With the ever-increasing food recall rates due to undeclared allergens, now is the time to revisit three simple ways to prevent allergen contamination in your food business.
1. Know your raw materials
You cannot prevent allergen contamination in your food business if you do not know they are in your business. Having a thorough knowledge of all of the raw materials that are used by your business is the basis of any good allergen management plan.
List out every raw material that you purchase and the ingredients that are in each of these. From the list, you can then quickly identify what raw material contains what allergens. Double-check your information against the finished product specification and raw material packaging provided by the supplier.
To verify the accuracy of your information, you may then also undertake some type of chemical or physical analysis on receival.
2. Supplier advisory
Having extensive knowledge of the practices of your suppliers is integral to producing safe food. Find out from your suppliers what allergens are present in their production sites. This could be as easy as making a telephone call, having them complete a supplier questionnaire, or reviewing relevant audit documentation.
Even if you only receive non-allergenic materials or ingredients from them, you still need to consider the overall risk that their allergen control systems are robust.
All floors, walls, ceilings, equipment, surfaces, or utensils have the potential to be contaminated with allergens. Adequate cleaning is a basic good manufacturing practice that should be second nature within your food business with allergen cleaning no different.
Cleaning procedures should be documented and implemented for hand washing, allergen spills, product change-over, start-up, and end of production. Don’t forget to include procedures for ensuring that the equipment you use to clean your items is also ‘allergen clean’ eg. brooms, dustpans, wipes, cloths, mops, vacuum cleaners, protective clothing

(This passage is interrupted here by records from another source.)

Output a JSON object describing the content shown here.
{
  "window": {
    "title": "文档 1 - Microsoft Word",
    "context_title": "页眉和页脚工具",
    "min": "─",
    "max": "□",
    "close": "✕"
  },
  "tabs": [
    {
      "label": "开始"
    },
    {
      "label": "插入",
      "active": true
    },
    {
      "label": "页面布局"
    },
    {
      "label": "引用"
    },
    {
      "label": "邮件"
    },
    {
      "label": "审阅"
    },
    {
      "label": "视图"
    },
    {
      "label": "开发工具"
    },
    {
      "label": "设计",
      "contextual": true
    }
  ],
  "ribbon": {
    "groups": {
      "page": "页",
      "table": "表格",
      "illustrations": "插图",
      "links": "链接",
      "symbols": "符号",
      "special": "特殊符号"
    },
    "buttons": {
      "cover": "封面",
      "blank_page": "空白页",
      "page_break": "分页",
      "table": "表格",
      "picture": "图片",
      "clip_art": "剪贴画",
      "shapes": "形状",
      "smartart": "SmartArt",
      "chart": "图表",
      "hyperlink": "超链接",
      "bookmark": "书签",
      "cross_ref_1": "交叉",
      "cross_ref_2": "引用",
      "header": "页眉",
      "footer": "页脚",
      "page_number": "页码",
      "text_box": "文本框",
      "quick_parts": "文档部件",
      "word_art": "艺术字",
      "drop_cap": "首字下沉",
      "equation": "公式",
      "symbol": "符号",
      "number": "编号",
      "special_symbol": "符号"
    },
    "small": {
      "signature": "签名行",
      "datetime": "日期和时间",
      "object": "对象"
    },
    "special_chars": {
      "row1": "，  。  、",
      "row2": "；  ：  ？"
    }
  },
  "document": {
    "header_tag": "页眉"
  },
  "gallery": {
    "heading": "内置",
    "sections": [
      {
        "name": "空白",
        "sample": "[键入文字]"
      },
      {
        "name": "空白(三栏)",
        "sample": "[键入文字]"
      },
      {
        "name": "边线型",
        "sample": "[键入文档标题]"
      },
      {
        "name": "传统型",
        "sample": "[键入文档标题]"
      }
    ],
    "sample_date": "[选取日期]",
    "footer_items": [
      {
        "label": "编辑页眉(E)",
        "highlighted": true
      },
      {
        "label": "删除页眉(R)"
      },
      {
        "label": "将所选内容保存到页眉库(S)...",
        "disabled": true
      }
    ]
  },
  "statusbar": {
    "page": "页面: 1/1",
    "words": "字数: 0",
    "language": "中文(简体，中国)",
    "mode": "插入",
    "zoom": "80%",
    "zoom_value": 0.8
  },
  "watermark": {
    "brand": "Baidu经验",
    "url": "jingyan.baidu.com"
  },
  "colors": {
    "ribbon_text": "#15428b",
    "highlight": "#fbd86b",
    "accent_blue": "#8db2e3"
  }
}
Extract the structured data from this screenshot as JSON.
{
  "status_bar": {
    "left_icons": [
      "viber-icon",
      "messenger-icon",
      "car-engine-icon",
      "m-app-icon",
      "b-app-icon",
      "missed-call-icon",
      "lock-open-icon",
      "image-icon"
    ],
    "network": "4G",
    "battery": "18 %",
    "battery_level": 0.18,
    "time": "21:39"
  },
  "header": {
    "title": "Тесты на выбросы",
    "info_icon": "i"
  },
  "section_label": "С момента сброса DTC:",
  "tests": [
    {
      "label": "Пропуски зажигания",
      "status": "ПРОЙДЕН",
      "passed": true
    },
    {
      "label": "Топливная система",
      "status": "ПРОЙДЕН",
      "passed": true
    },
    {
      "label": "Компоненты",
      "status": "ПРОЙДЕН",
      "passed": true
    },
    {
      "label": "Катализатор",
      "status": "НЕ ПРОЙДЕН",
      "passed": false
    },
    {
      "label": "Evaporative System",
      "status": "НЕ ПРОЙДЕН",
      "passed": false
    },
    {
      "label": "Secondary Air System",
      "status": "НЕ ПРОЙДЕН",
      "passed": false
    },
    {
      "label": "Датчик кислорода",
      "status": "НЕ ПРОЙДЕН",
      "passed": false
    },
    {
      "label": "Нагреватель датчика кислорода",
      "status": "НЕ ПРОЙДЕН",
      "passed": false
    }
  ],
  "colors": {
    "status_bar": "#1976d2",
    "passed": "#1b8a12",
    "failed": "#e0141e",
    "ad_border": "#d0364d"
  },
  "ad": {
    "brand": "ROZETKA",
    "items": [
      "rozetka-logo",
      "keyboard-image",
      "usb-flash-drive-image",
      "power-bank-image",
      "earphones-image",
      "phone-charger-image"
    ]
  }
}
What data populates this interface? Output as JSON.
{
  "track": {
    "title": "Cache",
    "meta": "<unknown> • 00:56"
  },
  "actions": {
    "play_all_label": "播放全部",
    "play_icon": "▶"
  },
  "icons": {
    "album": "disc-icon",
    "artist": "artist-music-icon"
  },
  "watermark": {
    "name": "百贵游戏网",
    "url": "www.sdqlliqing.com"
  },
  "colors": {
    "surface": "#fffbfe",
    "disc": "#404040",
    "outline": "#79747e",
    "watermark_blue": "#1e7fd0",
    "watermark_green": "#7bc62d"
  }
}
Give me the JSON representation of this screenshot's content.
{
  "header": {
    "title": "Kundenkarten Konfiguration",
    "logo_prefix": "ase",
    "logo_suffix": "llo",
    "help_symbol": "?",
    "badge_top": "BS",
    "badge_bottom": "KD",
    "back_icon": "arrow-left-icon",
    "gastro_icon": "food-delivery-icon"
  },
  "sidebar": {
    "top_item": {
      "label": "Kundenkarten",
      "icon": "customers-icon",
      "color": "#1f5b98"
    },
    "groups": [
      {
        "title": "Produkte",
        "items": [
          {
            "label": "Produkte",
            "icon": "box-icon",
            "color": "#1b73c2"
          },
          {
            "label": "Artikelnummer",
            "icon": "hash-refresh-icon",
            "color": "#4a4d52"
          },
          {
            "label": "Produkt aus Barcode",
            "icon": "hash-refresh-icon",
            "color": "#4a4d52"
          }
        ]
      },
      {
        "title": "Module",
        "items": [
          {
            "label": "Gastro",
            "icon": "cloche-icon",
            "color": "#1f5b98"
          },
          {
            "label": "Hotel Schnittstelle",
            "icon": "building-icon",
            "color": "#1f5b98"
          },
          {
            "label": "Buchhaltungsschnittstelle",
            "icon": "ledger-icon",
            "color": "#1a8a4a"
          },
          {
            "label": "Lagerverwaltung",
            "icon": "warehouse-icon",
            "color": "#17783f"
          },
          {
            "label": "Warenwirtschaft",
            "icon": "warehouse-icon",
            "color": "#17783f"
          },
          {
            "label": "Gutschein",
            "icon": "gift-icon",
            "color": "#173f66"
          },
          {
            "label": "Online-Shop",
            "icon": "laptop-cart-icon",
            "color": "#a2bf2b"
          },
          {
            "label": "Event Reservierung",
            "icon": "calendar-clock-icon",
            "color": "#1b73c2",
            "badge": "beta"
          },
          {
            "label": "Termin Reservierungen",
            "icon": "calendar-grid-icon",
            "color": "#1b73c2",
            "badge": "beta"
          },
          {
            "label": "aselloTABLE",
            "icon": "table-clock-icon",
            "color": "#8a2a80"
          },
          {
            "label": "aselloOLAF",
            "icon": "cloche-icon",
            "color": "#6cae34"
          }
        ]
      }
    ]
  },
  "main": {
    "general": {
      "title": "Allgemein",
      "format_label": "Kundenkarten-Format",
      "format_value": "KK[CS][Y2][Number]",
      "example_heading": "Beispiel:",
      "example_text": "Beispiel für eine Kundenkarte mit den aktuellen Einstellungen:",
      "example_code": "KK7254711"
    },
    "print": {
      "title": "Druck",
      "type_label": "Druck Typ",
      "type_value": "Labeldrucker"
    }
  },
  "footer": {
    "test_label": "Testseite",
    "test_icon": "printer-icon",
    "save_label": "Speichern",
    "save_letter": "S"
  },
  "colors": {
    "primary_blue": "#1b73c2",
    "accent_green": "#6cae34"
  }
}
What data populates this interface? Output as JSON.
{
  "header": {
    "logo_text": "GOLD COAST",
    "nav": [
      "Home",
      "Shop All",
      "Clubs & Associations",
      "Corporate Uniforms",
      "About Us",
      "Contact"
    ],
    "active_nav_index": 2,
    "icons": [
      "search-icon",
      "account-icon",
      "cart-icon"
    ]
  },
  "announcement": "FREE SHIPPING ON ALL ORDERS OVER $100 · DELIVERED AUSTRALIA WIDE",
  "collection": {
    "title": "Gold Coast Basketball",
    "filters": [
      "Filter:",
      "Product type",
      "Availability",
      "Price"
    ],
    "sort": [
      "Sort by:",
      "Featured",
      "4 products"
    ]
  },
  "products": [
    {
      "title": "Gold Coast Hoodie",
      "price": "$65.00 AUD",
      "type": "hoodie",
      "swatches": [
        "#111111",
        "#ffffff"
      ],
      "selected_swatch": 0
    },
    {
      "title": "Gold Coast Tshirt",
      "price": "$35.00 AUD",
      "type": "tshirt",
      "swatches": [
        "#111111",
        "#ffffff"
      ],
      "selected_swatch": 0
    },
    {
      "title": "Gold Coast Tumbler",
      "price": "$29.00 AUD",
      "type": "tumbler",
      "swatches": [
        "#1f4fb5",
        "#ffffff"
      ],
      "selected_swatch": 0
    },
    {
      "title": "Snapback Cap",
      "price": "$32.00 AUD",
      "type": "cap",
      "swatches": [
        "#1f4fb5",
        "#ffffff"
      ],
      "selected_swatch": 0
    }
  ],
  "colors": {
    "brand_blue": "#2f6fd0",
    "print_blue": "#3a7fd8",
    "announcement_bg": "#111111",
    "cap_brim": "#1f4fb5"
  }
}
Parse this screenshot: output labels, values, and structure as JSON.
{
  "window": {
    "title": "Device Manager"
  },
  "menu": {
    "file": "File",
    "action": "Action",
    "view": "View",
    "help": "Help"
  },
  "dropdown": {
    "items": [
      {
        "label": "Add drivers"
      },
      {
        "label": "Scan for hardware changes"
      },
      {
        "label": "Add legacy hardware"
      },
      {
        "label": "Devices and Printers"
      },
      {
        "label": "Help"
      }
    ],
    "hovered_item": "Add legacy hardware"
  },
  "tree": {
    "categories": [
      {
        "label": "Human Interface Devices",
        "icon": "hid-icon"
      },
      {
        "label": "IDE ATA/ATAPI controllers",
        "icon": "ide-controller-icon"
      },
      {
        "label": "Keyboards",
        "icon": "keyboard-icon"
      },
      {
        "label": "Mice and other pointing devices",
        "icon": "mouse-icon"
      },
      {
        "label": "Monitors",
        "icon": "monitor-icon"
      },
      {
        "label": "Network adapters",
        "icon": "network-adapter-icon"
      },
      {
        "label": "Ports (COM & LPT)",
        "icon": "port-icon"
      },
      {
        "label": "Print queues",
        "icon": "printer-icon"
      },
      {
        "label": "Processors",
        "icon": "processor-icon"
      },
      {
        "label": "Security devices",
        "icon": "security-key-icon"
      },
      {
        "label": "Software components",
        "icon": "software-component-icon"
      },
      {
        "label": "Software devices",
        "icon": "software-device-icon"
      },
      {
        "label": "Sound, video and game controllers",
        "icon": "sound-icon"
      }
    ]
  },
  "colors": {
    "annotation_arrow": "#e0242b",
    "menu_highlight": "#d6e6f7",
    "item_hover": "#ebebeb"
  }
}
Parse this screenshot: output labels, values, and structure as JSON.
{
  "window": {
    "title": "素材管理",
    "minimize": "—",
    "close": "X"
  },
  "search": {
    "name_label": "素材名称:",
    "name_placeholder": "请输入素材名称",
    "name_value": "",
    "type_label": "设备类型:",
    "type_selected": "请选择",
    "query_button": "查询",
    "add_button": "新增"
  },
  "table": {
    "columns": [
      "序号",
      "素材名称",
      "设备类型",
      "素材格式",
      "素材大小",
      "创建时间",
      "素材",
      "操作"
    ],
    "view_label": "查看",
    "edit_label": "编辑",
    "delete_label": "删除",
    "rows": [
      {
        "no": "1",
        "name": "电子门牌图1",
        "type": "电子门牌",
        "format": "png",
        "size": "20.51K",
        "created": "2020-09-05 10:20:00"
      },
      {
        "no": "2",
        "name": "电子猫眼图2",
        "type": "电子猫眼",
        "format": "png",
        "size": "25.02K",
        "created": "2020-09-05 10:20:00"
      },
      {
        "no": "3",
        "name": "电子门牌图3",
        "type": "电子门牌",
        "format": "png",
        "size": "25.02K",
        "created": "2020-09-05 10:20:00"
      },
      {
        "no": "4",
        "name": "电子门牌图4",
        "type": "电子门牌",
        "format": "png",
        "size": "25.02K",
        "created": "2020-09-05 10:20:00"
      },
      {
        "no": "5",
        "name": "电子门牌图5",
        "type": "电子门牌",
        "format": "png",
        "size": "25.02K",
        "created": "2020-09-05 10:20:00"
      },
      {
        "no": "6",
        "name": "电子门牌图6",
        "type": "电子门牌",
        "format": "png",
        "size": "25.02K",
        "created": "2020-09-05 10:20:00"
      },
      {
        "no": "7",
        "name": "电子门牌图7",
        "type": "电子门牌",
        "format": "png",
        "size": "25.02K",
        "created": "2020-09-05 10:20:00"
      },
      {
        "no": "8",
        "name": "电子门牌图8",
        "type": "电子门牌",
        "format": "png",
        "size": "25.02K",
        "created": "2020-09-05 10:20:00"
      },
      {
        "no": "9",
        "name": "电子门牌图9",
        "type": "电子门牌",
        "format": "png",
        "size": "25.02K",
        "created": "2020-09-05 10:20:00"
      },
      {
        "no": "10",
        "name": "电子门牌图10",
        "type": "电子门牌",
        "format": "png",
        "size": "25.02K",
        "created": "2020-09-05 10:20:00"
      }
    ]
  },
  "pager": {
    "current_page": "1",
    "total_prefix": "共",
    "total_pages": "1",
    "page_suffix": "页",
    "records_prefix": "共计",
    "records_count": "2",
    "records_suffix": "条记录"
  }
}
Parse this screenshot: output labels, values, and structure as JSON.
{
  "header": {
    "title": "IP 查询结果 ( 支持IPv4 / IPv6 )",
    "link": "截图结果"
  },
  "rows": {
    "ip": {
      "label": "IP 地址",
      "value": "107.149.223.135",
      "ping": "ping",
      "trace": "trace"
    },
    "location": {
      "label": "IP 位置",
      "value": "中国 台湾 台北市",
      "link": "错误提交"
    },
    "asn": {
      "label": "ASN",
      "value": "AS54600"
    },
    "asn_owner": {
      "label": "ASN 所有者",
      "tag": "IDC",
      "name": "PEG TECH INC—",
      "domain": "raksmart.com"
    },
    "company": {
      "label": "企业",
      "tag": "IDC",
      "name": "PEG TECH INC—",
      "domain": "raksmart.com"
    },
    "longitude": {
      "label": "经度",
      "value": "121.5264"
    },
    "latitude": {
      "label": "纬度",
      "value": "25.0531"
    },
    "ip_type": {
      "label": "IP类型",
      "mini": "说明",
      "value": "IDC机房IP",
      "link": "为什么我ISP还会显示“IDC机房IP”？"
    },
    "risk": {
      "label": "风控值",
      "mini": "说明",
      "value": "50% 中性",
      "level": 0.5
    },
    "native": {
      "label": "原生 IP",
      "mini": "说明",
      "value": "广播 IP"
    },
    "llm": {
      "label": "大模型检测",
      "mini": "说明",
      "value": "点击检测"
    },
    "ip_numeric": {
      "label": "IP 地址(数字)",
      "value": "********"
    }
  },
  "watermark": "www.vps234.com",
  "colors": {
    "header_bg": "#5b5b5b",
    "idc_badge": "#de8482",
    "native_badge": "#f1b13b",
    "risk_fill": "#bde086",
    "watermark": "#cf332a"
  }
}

To verify the correct implementation of your cleaning procedures, you can undertake allergen swabbing in conjunction with your visual inspection. Just remember that clean means – you can’t see it, you can’t feel it and you can’t smell it.
The way that you store raw materials, work in progress and the finished product can contribute to allergen contamination. It is recommended that you separate the storage of materials that contain allergens, especially those that contain peanuts. If you have limited storage capacity, always store allergenic materials on the bottom racks. This reduces spillage onto non-allergenic materials that may be stored in the same area. Always make sure that all materials are labelled and identifiable at all times.
5. Maintenance lubricants
Maintenance chemicals can have hidden allergens. You may have identified and assessed all the maintenance chemicals on site but what about those used by contractors? External contractors may introduce unintended allergens by using chemicals that have not been adequately assessed. Your business can insist on only certain chemicals being used or complete a review of chemicals each time the contractor comes on-site.
If you can work to prevent allergen contamination from occurring, your day is going to be a lot less stressful. You can then avoid the potential for product recall and continue to provide your customers with a safe and legal product.
I would love for you to share your thoughts on other ways to prevent allergen contamination. Just leave a comment below this post so others can learn from your knowledge and experience.